Sunday, 9 November 2014

Resilience via Mindfulness

     "Resilience is a 'class of phenomena characterized by patterns of positive adaptation in the context of significant adversity or risk,' meaning that resilience is largely the ability to remain at one's hedonic setpoint while going through negative experiences. Psychologists have identified various factors that contribute to a person being resilient, such as positive attachment relationships (Attachment Theory), positive self-perceptions, self-regulatory skills (Emotional Self-regulation), ties to prosocial organizations (Prosocial behavior), and a positive outlook on life. These factors can contribute to maintaining a happiness set point even in the face of adversity or negative events."

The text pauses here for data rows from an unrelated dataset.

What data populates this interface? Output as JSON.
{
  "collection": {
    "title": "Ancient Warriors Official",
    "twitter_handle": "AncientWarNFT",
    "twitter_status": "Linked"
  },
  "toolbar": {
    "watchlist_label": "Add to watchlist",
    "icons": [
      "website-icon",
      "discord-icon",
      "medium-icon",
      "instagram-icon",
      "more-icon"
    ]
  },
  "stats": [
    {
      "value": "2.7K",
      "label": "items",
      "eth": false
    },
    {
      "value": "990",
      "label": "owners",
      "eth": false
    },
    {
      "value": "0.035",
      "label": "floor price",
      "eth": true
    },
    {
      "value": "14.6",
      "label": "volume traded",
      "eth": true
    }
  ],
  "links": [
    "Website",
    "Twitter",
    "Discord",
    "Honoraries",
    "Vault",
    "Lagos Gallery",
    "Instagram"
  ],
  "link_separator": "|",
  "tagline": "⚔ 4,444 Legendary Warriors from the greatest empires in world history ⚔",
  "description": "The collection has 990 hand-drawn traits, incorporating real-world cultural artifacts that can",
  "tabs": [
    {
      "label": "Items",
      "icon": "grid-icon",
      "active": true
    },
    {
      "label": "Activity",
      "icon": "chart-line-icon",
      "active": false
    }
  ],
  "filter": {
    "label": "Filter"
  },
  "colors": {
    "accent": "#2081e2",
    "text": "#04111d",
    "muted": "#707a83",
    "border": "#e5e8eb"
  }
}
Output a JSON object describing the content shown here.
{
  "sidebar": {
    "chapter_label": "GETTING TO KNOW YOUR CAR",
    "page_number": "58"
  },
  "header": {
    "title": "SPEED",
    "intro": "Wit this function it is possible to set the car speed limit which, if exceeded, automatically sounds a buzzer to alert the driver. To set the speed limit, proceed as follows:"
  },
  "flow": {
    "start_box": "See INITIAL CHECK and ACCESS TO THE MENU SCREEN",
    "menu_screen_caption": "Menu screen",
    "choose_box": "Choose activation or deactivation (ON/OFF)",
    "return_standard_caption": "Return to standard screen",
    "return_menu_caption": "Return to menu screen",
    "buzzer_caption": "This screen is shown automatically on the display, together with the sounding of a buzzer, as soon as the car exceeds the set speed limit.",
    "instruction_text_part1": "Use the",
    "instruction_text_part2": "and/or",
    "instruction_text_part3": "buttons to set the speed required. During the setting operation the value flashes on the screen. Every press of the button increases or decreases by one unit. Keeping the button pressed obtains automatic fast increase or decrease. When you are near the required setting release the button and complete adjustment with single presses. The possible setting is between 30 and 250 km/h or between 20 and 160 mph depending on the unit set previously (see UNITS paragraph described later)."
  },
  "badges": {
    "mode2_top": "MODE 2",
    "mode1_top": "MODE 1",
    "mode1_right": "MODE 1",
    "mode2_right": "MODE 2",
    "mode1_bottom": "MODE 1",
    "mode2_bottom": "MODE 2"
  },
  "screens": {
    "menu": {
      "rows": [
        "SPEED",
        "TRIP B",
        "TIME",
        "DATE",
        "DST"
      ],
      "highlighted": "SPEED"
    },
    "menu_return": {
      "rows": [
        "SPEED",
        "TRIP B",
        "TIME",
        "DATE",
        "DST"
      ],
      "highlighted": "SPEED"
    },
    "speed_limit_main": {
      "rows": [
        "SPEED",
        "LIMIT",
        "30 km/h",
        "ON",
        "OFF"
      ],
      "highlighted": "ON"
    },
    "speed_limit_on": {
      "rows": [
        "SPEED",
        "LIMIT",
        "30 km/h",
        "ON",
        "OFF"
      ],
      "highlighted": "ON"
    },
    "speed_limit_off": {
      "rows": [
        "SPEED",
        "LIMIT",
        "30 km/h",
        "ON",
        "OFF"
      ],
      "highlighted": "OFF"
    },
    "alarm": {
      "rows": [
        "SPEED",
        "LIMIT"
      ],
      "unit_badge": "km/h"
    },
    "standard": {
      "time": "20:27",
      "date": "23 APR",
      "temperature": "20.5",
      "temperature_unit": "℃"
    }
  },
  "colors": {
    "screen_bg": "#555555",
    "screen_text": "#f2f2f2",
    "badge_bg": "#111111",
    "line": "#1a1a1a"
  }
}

     Mindfulness training is about developing intimate engagement with reality, as it unfolds moment-by-moment, regardless of whether we perceive reality to be pleasant, unpleasant or neutral. While this may seem like a simple concept, it requires much patient training. Yet stabilizing in awareness, even for brief periods, is to enjoy a freedom and quality of life that makes the practice abundantly worthwhile.
     A nice 2014 summary of the neuroscientific understanding about how Mindfulness works from Scientific American:
     Ritchie Davidson PhD and Jon Kabat-Zinn PhD concisely summarize some of the neuroscientific data in this (6 minute) 2012 YouTube video: